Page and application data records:
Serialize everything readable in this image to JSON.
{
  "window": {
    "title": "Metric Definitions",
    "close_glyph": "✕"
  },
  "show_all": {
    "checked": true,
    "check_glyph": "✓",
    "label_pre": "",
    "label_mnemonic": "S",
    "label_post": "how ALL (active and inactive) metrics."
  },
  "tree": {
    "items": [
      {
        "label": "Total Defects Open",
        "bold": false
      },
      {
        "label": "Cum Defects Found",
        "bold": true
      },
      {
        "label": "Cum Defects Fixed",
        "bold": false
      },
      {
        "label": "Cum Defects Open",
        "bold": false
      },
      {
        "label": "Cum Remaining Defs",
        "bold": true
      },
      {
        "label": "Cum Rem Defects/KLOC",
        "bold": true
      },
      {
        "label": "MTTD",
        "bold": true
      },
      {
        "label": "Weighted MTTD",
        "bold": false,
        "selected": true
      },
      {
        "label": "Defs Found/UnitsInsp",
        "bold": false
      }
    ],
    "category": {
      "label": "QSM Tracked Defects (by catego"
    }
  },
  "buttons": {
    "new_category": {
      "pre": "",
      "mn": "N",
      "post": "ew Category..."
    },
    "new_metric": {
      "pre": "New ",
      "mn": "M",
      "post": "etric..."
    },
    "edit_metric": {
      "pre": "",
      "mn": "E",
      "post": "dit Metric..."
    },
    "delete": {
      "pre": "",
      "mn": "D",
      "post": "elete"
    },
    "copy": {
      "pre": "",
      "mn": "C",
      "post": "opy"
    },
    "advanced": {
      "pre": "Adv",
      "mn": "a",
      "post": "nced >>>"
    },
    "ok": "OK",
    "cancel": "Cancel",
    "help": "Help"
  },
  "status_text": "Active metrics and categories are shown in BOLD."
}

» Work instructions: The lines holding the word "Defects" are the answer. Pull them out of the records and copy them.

» Solution to this exercise:
        "label": "Total Defects Open",
        "label": "Cum Defects Found",
        "label": "Cum Defects Fixed",
        "label": "Cum Defects Open",
        "label": "Cum Rem Defects/KLOC",
      "label": "QSM Tracked Defects (by catego"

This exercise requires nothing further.